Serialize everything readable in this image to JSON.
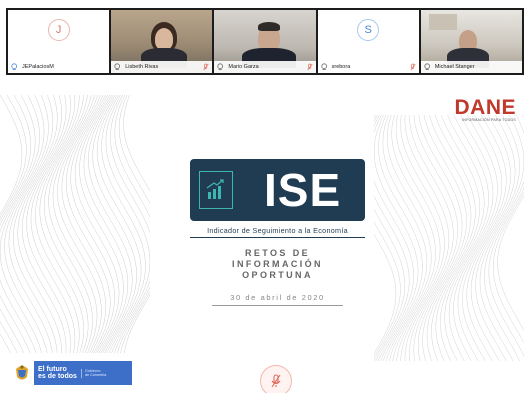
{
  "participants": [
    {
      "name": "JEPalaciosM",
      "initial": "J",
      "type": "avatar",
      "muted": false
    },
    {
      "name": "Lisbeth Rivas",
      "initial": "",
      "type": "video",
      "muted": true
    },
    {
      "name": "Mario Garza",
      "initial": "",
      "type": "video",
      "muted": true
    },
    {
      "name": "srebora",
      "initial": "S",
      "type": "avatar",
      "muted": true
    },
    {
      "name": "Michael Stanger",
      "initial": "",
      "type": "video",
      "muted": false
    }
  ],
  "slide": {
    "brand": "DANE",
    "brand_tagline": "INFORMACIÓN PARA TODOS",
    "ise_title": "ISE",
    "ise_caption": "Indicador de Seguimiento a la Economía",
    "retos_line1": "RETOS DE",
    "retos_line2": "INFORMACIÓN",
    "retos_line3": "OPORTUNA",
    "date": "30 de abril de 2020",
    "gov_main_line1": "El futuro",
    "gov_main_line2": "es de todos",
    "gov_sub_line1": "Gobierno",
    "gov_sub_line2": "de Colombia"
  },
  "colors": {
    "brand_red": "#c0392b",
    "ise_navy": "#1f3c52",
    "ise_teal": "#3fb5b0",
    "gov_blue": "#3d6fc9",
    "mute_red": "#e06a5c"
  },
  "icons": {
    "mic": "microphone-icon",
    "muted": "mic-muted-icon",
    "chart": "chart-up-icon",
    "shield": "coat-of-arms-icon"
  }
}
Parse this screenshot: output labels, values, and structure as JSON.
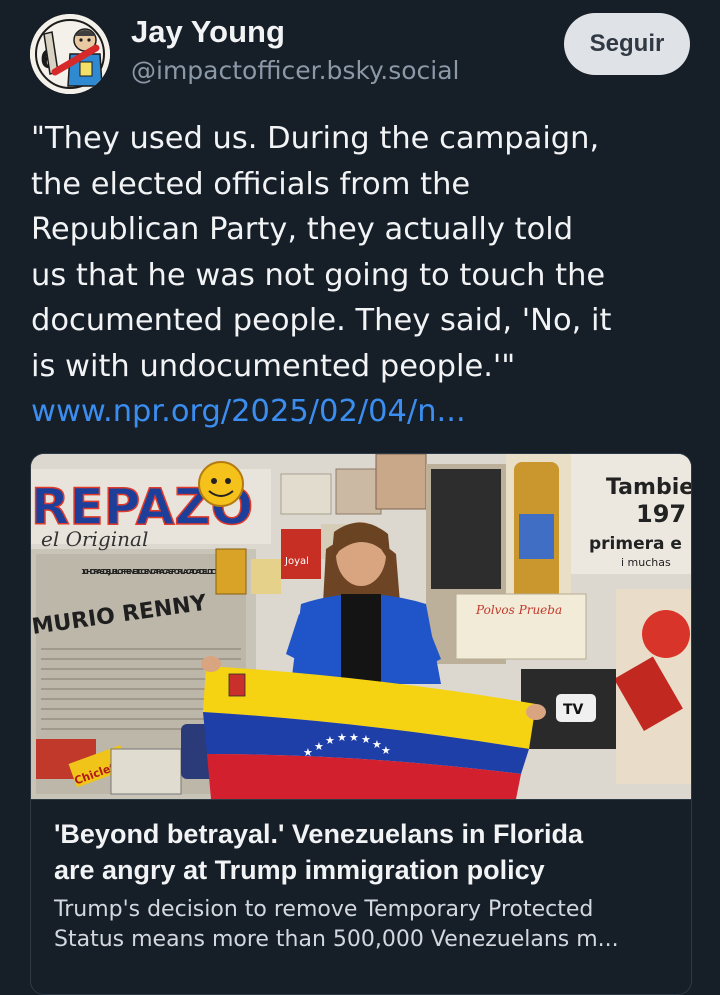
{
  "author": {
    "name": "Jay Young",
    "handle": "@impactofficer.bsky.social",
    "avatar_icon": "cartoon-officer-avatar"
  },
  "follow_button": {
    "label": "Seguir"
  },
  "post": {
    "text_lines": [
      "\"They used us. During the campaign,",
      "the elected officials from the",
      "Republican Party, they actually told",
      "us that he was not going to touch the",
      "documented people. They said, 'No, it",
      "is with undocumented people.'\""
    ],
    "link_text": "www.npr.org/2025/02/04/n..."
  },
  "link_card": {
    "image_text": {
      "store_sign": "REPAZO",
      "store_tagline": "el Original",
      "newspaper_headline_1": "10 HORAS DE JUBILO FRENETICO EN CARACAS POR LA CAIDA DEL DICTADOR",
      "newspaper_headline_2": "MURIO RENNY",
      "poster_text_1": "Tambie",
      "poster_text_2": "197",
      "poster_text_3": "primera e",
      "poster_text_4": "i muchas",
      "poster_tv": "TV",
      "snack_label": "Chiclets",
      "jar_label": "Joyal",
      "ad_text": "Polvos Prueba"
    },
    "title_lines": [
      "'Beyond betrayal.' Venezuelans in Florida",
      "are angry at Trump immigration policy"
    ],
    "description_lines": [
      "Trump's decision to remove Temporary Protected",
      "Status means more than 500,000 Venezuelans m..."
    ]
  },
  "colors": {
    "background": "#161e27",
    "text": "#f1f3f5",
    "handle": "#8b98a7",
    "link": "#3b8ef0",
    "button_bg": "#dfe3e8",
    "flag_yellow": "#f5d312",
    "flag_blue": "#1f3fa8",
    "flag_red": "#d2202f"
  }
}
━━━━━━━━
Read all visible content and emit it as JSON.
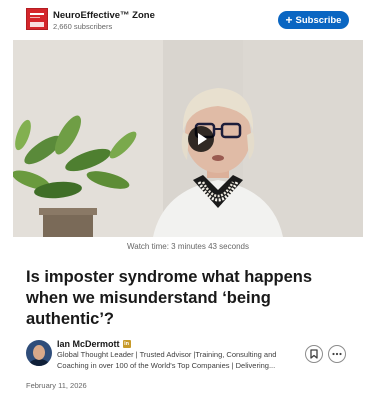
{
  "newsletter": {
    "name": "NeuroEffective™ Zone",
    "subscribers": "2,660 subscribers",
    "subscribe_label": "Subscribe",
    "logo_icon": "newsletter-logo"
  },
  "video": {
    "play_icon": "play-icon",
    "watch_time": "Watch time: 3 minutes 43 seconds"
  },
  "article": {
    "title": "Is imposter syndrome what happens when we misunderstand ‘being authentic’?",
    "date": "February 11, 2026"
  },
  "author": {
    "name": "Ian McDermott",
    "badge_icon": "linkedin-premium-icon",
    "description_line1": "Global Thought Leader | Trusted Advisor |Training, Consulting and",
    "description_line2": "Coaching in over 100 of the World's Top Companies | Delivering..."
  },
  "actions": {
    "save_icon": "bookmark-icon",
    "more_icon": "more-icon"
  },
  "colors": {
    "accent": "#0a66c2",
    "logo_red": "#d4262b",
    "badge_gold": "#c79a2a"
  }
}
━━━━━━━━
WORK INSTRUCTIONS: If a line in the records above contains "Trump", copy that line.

RESPONSE TO THE TASK:
      "are angry at Trump immigration policy"
      "Trump's decision to remove Temporary Protected",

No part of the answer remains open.